Records supplied »
○ ○ ○ ○ ○ ○ ○
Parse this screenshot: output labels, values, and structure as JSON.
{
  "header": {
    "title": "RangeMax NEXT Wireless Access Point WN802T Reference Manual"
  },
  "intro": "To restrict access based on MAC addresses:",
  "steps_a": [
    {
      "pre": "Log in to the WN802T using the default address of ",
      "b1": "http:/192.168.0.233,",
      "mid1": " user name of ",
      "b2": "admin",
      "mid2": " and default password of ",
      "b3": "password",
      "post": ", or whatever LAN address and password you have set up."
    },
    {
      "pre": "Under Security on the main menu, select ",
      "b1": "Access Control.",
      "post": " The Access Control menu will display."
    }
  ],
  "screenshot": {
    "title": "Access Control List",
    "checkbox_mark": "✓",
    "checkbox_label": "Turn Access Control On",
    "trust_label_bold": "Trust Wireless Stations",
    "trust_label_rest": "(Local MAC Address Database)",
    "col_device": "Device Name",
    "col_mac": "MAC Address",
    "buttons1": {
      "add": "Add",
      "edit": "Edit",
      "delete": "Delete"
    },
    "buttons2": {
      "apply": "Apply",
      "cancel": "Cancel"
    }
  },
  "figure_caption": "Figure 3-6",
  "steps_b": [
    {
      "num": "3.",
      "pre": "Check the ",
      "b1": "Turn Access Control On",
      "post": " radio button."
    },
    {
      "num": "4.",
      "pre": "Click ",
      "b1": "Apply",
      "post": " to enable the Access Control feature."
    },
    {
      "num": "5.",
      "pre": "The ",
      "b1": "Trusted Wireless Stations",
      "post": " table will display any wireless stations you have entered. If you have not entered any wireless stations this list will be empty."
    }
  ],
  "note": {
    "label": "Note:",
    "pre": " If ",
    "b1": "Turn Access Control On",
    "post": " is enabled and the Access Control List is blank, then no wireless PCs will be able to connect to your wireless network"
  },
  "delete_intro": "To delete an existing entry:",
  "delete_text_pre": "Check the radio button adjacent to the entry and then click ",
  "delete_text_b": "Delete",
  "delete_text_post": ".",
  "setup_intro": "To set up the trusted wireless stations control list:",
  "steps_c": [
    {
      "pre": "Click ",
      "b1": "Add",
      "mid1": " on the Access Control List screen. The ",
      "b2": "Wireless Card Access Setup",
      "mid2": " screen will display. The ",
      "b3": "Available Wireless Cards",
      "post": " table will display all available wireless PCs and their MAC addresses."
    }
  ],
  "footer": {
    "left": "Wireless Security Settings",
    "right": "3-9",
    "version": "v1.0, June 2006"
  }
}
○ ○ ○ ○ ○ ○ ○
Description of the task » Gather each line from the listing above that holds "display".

Task solution »
      "post": " The Access Control menu will display."
      "post": " table will display any wireless stations you have entered. If you have not entered any wireless stations this list will be empty."
      "mid2": " screen will display. The ",
      "post": " table will display all available wireless PCs and their MAC addresses."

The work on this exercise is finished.